‘Dugga Pujo and Me’—How kites ushered in Durga Puja
Fragrance of Shiuli flowers strewn on a morning path or sailing white clouds in the autumn sky… quintessential images of a Bengal autumn that speak of the arrival of Maa Durga… these images never came to my mind when I was a child. We were more engrossed in the cacophony of our school bus. I hardly ever followed these images even while looking out at times through the bus window.
On the contrary it was the image of colourful kites being made and kite-threads being dried in the sun, that always excited me. They were like the Neelkantha bird, telling me Durga Puja is not far behind. In those days, monsoon came on time and left on time. Hence to prepare the kite strings, several colourful threads smeared with broken glass pieces would be left to dry after the rains. Every para electric pole would be taken over by this myriad world of coloured threads.
Monsoon afternoons for us meant a game of carrom or table tennis, but as the autumn sky unfurled in all its glory, the semi-wet afternoons were all about elders flying kites. I would watch the ‘Kite Fight’ in the sky in awe. Mesmerised as Bho-katta kite games would be on and the sky turned into a war-zone.
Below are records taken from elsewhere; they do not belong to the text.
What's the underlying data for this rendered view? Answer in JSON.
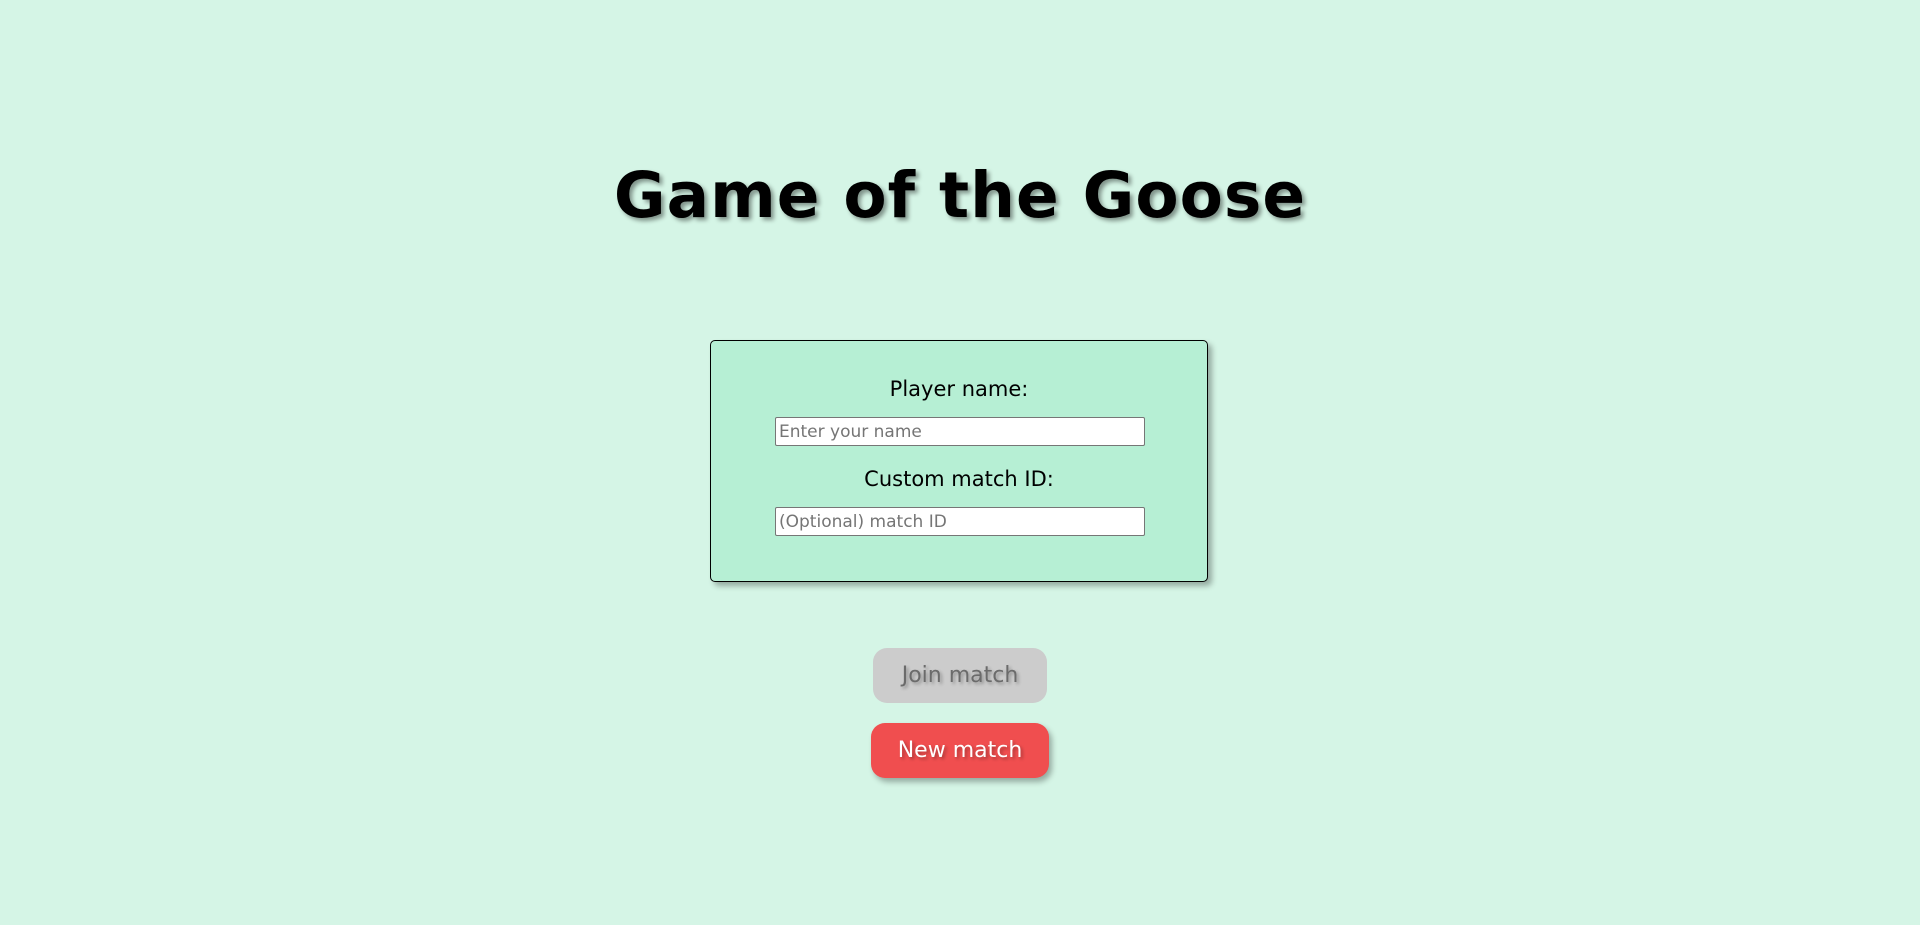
{
  "header": {
    "title": "Game of the Goose"
  },
  "form": {
    "player_name_label": "Player name:",
    "player_name_placeholder": "Enter your name",
    "player_name_value": "",
    "match_id_label": "Custom match ID:",
    "match_id_placeholder": "(Optional) match ID",
    "match_id_value": ""
  },
  "actions": {
    "join_label": "Join match",
    "join_enabled": false,
    "new_label": "New match"
  },
  "colors": {
    "background": "#d5f5e6",
    "card": "#b6efd4",
    "join_disabled": "#cccccc",
    "new_match": "#f04e4f"
  }
}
I do not know why, but such afternoons often reminded me of Mahabharata and of Jayadrath.
Much later one day, I was sitting in my room writing a screenplay, when suddenly I found a bright purple kite gliding into my room and falling at my feet. I was not prepared for its entry. But I picked it up and looked at it. Like a mirage, my childhood days flipped across, on the backdrop of the kite, that same paper, same colour and similar smell. Nothing had changed, not even the days of my childhood.
Within minutes I hear a commotion below my house, two groups of boys asking for the kite that had drifted into my room. Probably one group had won the game, but the kite originally belonged to the other group. I tried to make the groups understand that those who had cut the kite string in the Kite Fight, are the rightful owners and I would give them the kite back. Both the groups listened to me and left in silence, leaving the kite with me.
I had put it up on my wall like a picture. My room had yellow curtains and in the middle of that the purple kite sat like a colourful frame. One day it fell from its peak. These days I hardly get to see kites in Kolkata. Even chance encounters never happen, when a kite would fall right in front of my car. Though on Biswakarma Pujo some kites still fly in the sky. By the way, do these colourful kites also travel to Debanandapur? The village where on Bhadra Sankranti, Sarat Chandra Chattopadhyay was born? Was just wondering, have we forgotten that village and the kites too?
(Taken from Rituporno Ghosh’s First Person; Translated by Saheli Mitra)